# The data
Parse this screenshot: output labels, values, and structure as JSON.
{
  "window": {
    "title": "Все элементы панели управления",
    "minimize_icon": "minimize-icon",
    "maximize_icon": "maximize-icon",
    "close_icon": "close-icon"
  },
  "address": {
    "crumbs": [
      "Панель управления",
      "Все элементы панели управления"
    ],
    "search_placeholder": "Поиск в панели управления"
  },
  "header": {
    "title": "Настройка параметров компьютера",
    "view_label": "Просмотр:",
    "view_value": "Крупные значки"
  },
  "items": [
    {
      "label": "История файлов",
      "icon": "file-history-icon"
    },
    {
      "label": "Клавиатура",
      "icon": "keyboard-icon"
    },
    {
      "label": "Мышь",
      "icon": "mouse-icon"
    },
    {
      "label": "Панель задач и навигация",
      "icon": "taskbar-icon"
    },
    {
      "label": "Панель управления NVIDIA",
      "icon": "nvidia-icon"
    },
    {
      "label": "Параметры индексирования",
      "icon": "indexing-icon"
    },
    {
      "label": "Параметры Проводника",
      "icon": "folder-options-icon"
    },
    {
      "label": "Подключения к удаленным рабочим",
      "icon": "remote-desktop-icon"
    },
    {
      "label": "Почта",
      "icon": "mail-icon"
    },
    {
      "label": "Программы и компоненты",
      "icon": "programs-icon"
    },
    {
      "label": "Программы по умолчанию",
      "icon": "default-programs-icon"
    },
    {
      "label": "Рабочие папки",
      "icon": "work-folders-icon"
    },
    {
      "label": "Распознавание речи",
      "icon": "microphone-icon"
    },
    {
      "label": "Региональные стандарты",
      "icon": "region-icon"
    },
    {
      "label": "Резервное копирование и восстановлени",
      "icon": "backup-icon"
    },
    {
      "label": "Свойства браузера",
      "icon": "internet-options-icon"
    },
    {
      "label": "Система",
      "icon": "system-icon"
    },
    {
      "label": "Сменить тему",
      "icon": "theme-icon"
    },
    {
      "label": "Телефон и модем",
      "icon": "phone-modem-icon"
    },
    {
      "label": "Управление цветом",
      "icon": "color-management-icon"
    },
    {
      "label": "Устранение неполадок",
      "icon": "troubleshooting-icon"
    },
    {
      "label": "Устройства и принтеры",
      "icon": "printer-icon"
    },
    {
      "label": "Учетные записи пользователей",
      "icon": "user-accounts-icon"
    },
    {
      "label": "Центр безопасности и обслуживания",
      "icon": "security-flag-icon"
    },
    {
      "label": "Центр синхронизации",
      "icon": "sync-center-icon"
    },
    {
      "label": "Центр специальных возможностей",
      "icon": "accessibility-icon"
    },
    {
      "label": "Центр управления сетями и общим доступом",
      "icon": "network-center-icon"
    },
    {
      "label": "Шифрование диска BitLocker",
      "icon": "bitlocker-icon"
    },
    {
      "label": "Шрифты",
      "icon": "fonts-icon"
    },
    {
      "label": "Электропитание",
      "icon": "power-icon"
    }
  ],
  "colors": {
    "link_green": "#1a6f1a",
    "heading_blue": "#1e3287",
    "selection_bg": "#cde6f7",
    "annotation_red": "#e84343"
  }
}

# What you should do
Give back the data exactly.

# Your response
Parse this screenshot: output labels, values, and structure as JSON.
{
  "window": {
    "title": "Все элементы панели управления",
    "minimize_icon": "minimize-icon",
    "maximize_icon": "maximize-icon",
    "close_icon": "close-icon"
  },
  "address": {
    "crumbs": [
      "Панель управления",
      "Все элементы панели управления"
    ],
    "search_placeholder": "Поиск в панели управления"
  },
  "header": {
    "title": "Настройка параметров компьютера",
    "view_label": "Просмотр:",
    "view_value": "Крупные значки"
  },
  "items": [
    {
      "label": "История файлов",
      "icon": "file-history-icon"
    },
    {
      "label": "Клавиатура",
      "icon": "keyboard-icon"
    },
    {
      "label": "Мышь",
      "icon": "mouse-icon"
    },
    {
      "label": "Панель задач и навигация",
      "icon": "taskbar-icon"
    },
    {
      "label": "Панель управления NVIDIA",
      "icon": "nvidia-icon"
    },
    {
      "label": "Параметры индексирования",
      "icon": "indexing-icon"
    },
    {
      "label": "Параметры Проводника",
      "icon": "folder-options-icon"
    },
    {
      "label": "Подключения к удаленным рабочим",
      "icon": "remote-desktop-icon"
    },
    {
      "label": "Почта",
      "icon": "mail-icon"
    },
    {
      "label": "Программы и компоненты",
      "icon": "programs-icon"
    },
    {
      "label": "Программы по умолчанию",
      "icon": "default-programs-icon"
    },
    {
      "label": "Рабочие папки",
      "icon": "work-folders-icon"
    },
    {
      "label": "Распознавание речи",
      "icon": "microphone-icon"
    },
    {
      "label": "Региональные стандарты",
      "icon": "region-icon"
    },
    {
      "label": "Резервное копирование и восстановлени",
      "icon": "backup-icon"
    },
    {
      "label": "Свойства браузера",
      "icon": "internet-options-icon"
    },
    {
      "label": "Система",
      "icon": "system-icon"
    },
    {
      "label": "Сменить тему",
      "icon": "theme-icon"
    },
    {
      "label": "Телефон и модем",
      "icon": "phone-modem-icon"
    },
    {
      "label": "Управление цветом",
      "icon": "color-management-icon"
    },
    {
      "label": "Устранение неполадок",
      "icon": "troubleshooting-icon"
    },
    {
      "label": "Устройства и принтеры",
      "icon": "printer-icon"
    },
    {
      "label": "Учетные записи пользователей",
      "icon": "user-accounts-icon"
    },
    {
      "label": "Центр безопасности и обслуживания",
      "icon": "security-flag-icon"
    },
    {
      "label": "Центр синхронизации",
      "icon": "sync-center-icon"
    },
    {
      "label": "Центр специальных возможностей",
      "icon": "accessibility-icon"
    },
    {
      "label": "Центр управления сетями и общим доступом",
      "icon": "network-center-icon"
    },
    {
      "label": "Шифрование диска BitLocker",
      "icon": "bitlocker-icon"
    },
    {
      "label": "Шрифты",
      "icon": "fonts-icon"
    },
    {
      "label": "Электропитание",
      "icon": "power-icon"
    }
  ],
  "colors": {
    "link_green": "#1a6f1a",
    "heading_blue": "#1e3287",
    "selection_bg": "#cde6f7",
    "annotation_red": "#e84343"
  }
}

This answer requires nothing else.